This, they thought, had arisen because of careless marketing by our own industry loosely using terms such as “heavy metal”, “chrome free” and “toxic” to market non chromium tanned leathers that turned out to be quite deficient.

In thoughtlessly demeaning chrome tanning, those doing so have created an increasing issue around CrVI. Every tanner knows how foolish these concerns are since we do not use or create CrVI in the tannery (unless engaging in risky processing) and it is only carcinogenic if ingested. Two pairs of shoes would have to be eaten before harm might begin.

The industry is trying bravely to fight back, but a tough situation has been created. The EU has already legislated to levels that are too rigorous for the reliability of even the best testing regime, with a real risk of false positives. Serious problems arise when poor legislation gets mixed up with aggressive enforcement led by groups whose interest in scientific precision is secondary to their primary objectives.

The curious case of Proposal 65 in California
This brings us to the curious case of Proposal 65 in California. California-based Center for Environmental Health (CEH) has decided to aggressively target Chromium-VI in leather goods based on noncompliance with the 3 mg/kg EU limit.

Proposition 65 is a draconian environmental law.

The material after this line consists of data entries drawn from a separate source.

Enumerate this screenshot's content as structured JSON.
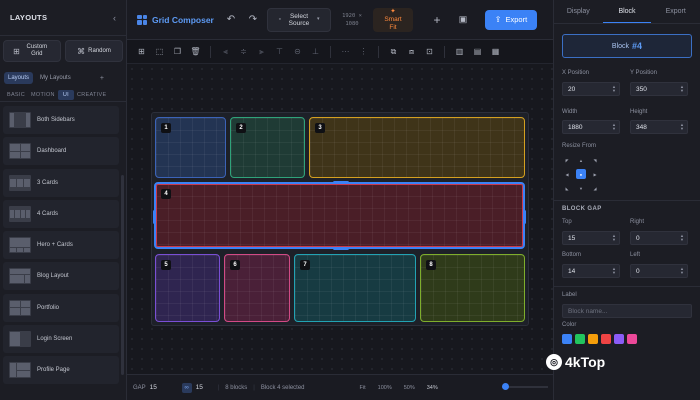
{
  "sidebar": {
    "title": "LAYOUTS",
    "collapse_icon": "chevron-left-icon",
    "buttons": [
      {
        "label": "Custom Grid",
        "icon": "grid-icon"
      },
      {
        "label": "Random",
        "icon": "shuffle-icon"
      }
    ],
    "tabs": [
      "Layouts",
      "My Layouts",
      "+"
    ],
    "categories": [
      "BASIC",
      "MOTION",
      "UI",
      "CREATIVE"
    ],
    "active_category": "UI",
    "items": [
      {
        "label": "Both Sidebars"
      },
      {
        "label": "Dashboard"
      },
      {
        "label": "3 Cards"
      },
      {
        "label": "4 Cards"
      },
      {
        "label": "Hero + Cards"
      },
      {
        "label": "Blog Layout"
      },
      {
        "label": "Portfolio"
      },
      {
        "label": "Login Screen"
      },
      {
        "label": "Profile Page"
      }
    ]
  },
  "header": {
    "app_name": "Grid Composer",
    "source_label": "Select Source",
    "dimensions": "1920 × 1080",
    "smart_fit": "Smart Fit",
    "export_label": "Export"
  },
  "canvas": {
    "blocks": [
      {
        "n": "1",
        "color": "#3b63b8",
        "fill": "#233453"
      },
      {
        "n": "2",
        "color": "#2fa37a",
        "fill": "#1f3b35"
      },
      {
        "n": "3",
        "color": "#d4a020",
        "fill": "#3f3419"
      },
      {
        "n": "4",
        "color": "#c83a4e",
        "fill": "#4a1e27",
        "selected": true
      },
      {
        "n": "5",
        "color": "#7a4fd6",
        "fill": "#2f2550"
      },
      {
        "n": "6",
        "color": "#d24a86",
        "fill": "#4a2038"
      },
      {
        "n": "7",
        "color": "#22a3b4",
        "fill": "#173b42"
      },
      {
        "n": "8",
        "color": "#7fae2c",
        "fill": "#2f3b1a"
      }
    ]
  },
  "status": {
    "gap_label": "GAP",
    "gap_x": "15",
    "gap_y": "15",
    "blocks_count": "8 blocks",
    "selection": "Block 4 selected",
    "zoom_options": [
      "Fit",
      "100%",
      "50%"
    ],
    "zoom_value": "34%",
    "zoom_level": 0
  },
  "panel": {
    "tabs": [
      "Display",
      "Block",
      "Export"
    ],
    "active_tab": "Block",
    "block_label": "Block",
    "block_id": "#4",
    "x_label": "X Position",
    "x_value": "20",
    "y_label": "Y Position",
    "y_value": "350",
    "w_label": "Width",
    "w_value": "1880",
    "h_label": "Height",
    "h_value": "348",
    "resize_label": "Resize From",
    "gap_title": "BLOCK GAP",
    "top_label": "Top",
    "top_value": "15",
    "right_label": "Right",
    "right_value": "0",
    "bottom_label": "Bottom",
    "bottom_value": "14",
    "left_label": "Left",
    "left_value": "0",
    "label_label": "Label",
    "label_placeholder": "Block name...",
    "color_label": "Color",
    "swatches": [
      "#3b82f6",
      "#22c55e",
      "#f59e0b",
      "#ef4444",
      "#8b5cf6",
      "#ec4899"
    ]
  },
  "watermark": "4kTop"
}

It appears to prohibit any Chromium VI to be found in products without them being labelled with a cancer warning. The law allows private citizens to sue under this law and that has spawned a tremendous number of scams which threaten expensive lawsuits hoping for lucrative settlements.

CEH is apparently skilled and tough in such negotiations and see this as their next big cash cow if they can succeed. I am in no way expert in all the details, so I suggest anyone who might be involved, even at the periphery, to take proper advice straight away. The main trade associations are mostly aware, and in the U.S. have been monitoring the situation for some time.

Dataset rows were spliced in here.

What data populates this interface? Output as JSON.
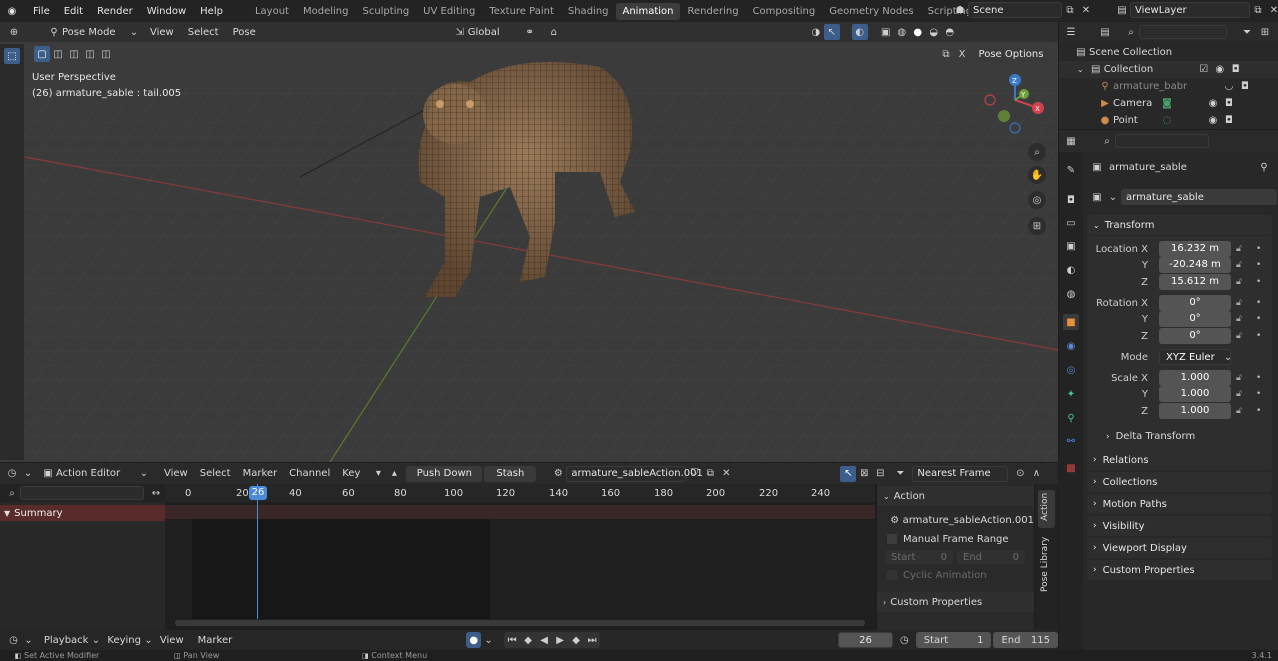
{
  "menu": [
    "File",
    "Edit",
    "Render",
    "Window",
    "Help"
  ],
  "workspaces": [
    "Layout",
    "Modeling",
    "Sculpting",
    "UV Editing",
    "Texture Paint",
    "Shading",
    "Animation",
    "Rendering",
    "Compositing",
    "Geometry Nodes",
    "Scripting"
  ],
  "active_workspace": "Animation",
  "scene_name": "Scene",
  "view_layer": "ViewLayer",
  "viewport": {
    "mode": "Pose Mode",
    "menus": [
      "View",
      "Select",
      "Pose"
    ],
    "orientation": "Global",
    "overlay_title": "User Perspective",
    "overlay_subtitle": "(26) armature_sable : tail.005",
    "pose_options": "Pose Options",
    "gizmo": {
      "x": "X",
      "y": "Y",
      "z": "Z"
    }
  },
  "outliner": {
    "root": "Scene Collection",
    "items": [
      {
        "label": "Collection",
        "level": 1
      },
      {
        "label": "armature_babr",
        "level": 2
      },
      {
        "label": "Camera",
        "level": 2
      },
      {
        "label": "Point",
        "level": 2
      }
    ]
  },
  "properties": {
    "object_name": "armature_sable",
    "data_name": "armature_sable",
    "transform_title": "Transform",
    "location_label": "Location X",
    "location": [
      "16.232 m",
      "-20.248 m",
      "15.612 m"
    ],
    "rotation_label": "Rotation X",
    "rotation": [
      "0°",
      "0°",
      "0°"
    ],
    "mode_label": "Mode",
    "mode_value": "XYZ Euler",
    "scale_label": "Scale X",
    "scale": [
      "1.000",
      "1.000",
      "1.000"
    ],
    "axis_y": "Y",
    "axis_z": "Z",
    "delta": "Delta Transform",
    "panels": [
      "Relations",
      "Collections",
      "Motion Paths",
      "Visibility",
      "Viewport Display",
      "Custom Properties"
    ]
  },
  "action_editor": {
    "editor_type": "Action Editor",
    "menus": [
      "View",
      "Select",
      "Marker",
      "Channel",
      "Key"
    ],
    "push_down": "Push Down",
    "stash": "Stash",
    "action_name": "armature_sableAction.001",
    "snap": "Nearest Frame",
    "frame_ticks": [
      "0",
      "20",
      "40",
      "60",
      "80",
      "100",
      "120",
      "140",
      "160",
      "180",
      "200",
      "220",
      "240"
    ],
    "current_frame": "26",
    "summary": "Summary",
    "side_title": "Action",
    "side_action": "armature_sableAction.001",
    "manual_range": "Manual Frame Range",
    "start_label": "Start",
    "start_val": "0",
    "end_label": "End",
    "end_val": "0",
    "cyclic": "Cyclic Animation",
    "custom_props": "Custom Properties",
    "tabs": [
      "Action",
      "Pose Library"
    ]
  },
  "timeline": {
    "menus": [
      "Playback",
      "Keying",
      "View",
      "Marker"
    ],
    "current_frame": "26",
    "start_label": "Start",
    "start": "1",
    "end_label": "End",
    "end": "115"
  },
  "status": {
    "left": "Set Active Modifier",
    "mid": "Pan View",
    "right": "Context Menu",
    "version": "3.4.1"
  }
}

As of July of this year a number of compliance notices have been sent out to brands. It would appear that CEH and their lawyers are demanding acceptance of test results from an obscure laboratory they have chosen, via their “modified” method. They are demanding withdrawal of all product identified as breaching this test limit, a reformulation or exchange of materials in future product or a notice along the lines of “this product contains chemicals known to cause cancer” with appropriate warning signage, and the payment of reparation which is apparently shared between CEH and their lawyers, with a nominal amount going to the state.

I would urge readers of this to check out the facts through their company resources as not being either an employee or employer, my information is inevitably second hand. However, I do trust my sources and worry on many points:

– this seems more about causing trouble and collecting cash than to aid environmental health
– very old stock is being searched for in stores without discrimination, especially if it brings in more brands
– if labelling becomes necessary, it is difficult for many companies to separate California stock out from the rest
– many companies have large stocks of chrome tanned leather at many stages, including crust and finished
– there is a danger that companies will shift to environmentally poor substitutes such as plastic-coated textiles instead of leather

Most of all properly managed chromium tanning is a sound way to make leather. Damaging this process, and the whole leather industry, in the name of the environment would be a catastrophe for the planet.

Mike Redwood
July 23, 2019

Follow Dr Mike Redwood on twitter: @michaelredwood

Publication and Copyright of “Redwood Comment” remains with the publishers of International Leather Maker. The articles cannot be reproduced in any way without the express permission of the publisher.